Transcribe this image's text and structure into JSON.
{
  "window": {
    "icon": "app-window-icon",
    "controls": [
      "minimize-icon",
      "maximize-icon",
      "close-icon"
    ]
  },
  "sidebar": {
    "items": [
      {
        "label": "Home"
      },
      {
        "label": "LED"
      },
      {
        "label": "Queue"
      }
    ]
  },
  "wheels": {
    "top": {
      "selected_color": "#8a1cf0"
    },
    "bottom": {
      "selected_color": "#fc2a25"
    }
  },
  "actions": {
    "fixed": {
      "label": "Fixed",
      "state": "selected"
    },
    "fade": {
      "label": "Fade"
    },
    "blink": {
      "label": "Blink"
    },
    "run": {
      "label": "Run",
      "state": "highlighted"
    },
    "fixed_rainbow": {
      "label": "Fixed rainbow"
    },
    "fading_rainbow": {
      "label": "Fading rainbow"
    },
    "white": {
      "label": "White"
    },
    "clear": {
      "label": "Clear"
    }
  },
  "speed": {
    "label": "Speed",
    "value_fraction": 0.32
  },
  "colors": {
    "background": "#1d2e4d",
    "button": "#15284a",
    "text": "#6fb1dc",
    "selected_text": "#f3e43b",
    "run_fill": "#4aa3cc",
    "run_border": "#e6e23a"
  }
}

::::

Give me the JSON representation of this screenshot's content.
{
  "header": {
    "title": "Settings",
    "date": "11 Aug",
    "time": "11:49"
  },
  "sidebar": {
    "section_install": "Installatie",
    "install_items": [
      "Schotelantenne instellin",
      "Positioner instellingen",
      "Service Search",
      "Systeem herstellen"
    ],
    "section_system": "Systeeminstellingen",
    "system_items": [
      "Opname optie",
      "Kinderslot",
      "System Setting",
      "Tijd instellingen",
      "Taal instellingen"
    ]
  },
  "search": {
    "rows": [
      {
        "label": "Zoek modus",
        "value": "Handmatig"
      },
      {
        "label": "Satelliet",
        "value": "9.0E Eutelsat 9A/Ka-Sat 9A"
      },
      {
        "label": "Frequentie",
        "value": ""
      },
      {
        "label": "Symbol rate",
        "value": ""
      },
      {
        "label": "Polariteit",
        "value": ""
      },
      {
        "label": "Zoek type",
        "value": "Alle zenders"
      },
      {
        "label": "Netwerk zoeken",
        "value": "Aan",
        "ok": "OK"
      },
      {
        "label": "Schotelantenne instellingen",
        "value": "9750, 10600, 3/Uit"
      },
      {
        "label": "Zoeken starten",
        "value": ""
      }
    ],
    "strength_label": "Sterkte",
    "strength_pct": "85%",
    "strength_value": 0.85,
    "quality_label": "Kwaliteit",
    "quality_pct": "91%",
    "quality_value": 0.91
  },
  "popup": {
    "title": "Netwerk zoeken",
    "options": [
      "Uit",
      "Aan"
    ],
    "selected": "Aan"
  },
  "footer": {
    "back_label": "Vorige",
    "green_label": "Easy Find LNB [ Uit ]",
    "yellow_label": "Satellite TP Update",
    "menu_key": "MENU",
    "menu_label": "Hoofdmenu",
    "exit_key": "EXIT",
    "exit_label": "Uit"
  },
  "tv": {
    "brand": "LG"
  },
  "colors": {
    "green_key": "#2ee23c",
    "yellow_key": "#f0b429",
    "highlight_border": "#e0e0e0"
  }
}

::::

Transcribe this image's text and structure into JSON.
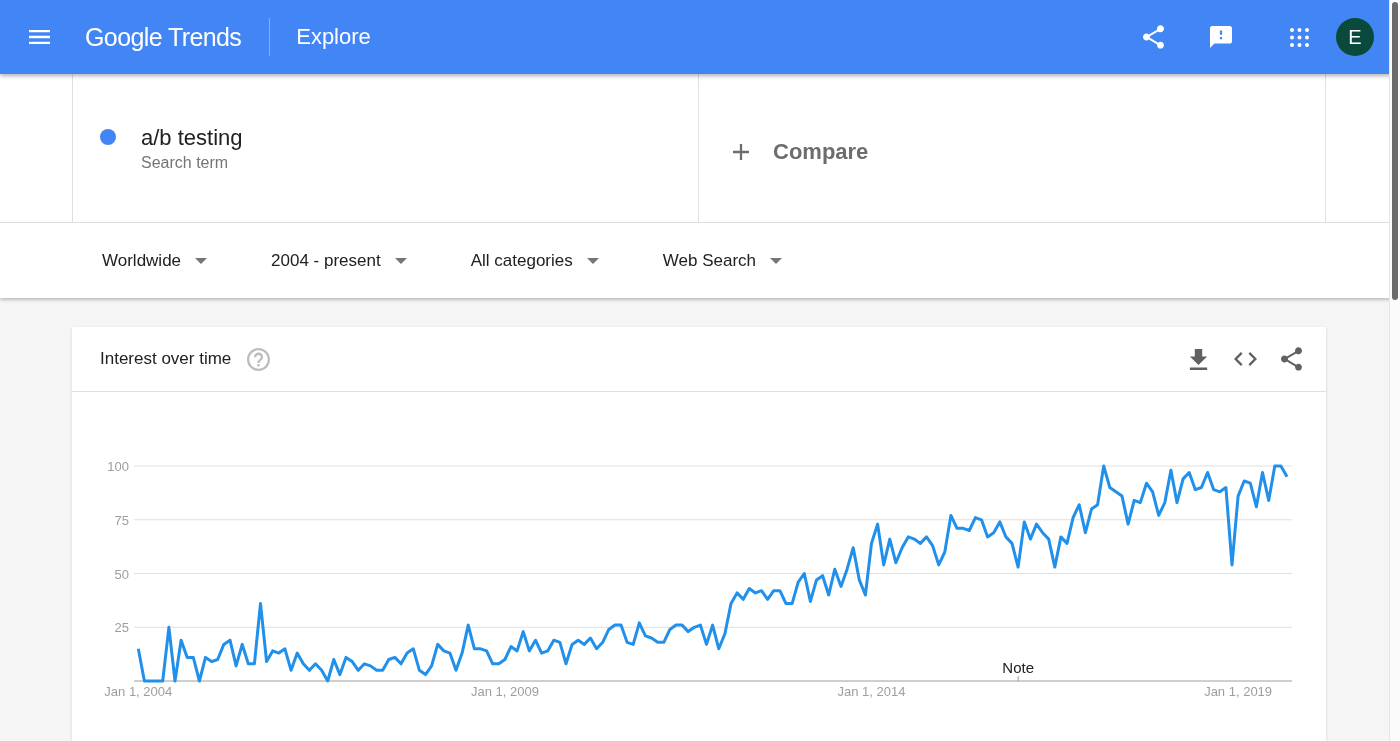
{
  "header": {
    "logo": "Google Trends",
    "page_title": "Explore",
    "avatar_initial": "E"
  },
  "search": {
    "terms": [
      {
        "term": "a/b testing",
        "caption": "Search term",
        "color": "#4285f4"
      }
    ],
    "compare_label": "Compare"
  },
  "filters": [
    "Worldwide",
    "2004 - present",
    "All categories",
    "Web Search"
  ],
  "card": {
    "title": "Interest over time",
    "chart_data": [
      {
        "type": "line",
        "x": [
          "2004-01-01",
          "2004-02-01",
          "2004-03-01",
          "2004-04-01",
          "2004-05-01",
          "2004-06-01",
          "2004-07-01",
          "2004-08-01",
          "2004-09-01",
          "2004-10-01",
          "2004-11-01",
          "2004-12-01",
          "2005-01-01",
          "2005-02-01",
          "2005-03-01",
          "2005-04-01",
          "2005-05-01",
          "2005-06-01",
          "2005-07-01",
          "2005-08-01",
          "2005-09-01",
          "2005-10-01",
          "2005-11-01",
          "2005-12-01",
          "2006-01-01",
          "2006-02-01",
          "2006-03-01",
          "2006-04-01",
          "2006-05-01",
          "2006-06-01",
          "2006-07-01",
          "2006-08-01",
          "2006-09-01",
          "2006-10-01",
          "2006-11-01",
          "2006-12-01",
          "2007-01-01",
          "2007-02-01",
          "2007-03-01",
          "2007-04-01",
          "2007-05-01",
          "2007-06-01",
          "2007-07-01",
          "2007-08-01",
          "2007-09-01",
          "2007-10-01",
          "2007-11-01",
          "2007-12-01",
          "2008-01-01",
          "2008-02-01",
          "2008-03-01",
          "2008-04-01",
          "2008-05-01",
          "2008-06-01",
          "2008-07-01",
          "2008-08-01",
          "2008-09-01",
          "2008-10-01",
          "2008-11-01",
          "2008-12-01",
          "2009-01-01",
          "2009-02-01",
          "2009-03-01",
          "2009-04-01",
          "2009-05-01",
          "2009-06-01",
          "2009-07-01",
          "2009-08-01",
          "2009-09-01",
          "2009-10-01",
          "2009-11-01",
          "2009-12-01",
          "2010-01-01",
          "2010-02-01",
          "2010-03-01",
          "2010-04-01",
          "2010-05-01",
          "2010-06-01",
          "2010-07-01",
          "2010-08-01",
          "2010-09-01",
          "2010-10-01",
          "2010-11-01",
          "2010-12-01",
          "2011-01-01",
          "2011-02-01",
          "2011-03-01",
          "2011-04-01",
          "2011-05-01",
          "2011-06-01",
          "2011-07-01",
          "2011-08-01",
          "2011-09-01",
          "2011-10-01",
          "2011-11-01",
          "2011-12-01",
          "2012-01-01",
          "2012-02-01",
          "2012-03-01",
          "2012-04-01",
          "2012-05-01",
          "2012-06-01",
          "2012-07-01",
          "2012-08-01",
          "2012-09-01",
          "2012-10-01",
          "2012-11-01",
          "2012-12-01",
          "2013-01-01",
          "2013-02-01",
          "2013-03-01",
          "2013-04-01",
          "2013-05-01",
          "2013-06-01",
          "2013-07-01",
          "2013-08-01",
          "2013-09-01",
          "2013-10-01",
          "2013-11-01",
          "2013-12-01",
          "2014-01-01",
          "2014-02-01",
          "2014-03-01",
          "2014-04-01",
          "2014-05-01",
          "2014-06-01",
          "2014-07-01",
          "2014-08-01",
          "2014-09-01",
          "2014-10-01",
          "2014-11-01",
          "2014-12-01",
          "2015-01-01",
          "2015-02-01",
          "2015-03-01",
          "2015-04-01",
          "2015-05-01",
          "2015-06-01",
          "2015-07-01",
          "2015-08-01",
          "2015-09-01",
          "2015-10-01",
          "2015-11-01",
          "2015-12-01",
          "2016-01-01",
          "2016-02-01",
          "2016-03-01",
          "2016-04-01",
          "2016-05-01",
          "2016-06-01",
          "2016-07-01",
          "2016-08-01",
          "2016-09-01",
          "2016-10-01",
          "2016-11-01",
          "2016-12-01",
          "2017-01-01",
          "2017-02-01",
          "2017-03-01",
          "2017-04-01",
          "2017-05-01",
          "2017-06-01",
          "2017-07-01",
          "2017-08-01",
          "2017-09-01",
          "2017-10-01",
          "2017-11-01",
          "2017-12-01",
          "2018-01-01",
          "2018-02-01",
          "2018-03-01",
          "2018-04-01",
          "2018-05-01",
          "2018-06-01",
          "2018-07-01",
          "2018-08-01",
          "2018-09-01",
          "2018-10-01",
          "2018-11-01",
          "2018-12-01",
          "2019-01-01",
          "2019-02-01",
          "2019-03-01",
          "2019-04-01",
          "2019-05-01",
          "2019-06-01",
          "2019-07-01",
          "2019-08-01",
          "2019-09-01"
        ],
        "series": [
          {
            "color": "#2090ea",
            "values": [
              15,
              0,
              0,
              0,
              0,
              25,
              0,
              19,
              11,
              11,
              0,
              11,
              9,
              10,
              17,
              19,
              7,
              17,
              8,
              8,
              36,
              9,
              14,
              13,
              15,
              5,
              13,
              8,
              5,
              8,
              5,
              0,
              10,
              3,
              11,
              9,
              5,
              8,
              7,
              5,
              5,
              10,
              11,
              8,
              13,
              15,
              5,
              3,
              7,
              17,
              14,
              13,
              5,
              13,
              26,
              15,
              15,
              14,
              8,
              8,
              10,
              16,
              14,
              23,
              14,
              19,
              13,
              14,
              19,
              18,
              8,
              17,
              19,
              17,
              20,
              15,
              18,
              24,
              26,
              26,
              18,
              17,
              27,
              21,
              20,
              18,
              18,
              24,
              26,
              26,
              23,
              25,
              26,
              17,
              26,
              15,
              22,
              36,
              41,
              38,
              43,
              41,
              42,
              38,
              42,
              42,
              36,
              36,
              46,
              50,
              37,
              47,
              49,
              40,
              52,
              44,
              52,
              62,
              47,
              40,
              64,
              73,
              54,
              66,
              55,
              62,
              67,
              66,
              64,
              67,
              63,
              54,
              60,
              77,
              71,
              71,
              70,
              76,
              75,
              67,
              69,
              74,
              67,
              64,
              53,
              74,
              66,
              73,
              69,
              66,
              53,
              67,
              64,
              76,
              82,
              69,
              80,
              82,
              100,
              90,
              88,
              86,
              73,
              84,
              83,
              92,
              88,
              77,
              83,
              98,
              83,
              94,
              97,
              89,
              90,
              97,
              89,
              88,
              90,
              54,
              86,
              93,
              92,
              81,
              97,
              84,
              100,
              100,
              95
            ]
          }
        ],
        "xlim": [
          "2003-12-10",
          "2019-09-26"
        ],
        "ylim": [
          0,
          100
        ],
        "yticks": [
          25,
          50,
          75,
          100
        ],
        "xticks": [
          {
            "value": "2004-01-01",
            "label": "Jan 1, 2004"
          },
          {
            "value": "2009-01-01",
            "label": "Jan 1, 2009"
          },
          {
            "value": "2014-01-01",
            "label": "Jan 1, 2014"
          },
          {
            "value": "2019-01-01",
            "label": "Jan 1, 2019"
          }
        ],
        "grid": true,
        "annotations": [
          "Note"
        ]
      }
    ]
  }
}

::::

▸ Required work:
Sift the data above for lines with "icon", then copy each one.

▸ Output below:
    "icon": "app-window-icon",
      "minimize-icon",
      "maximize-icon",
      "close-icon"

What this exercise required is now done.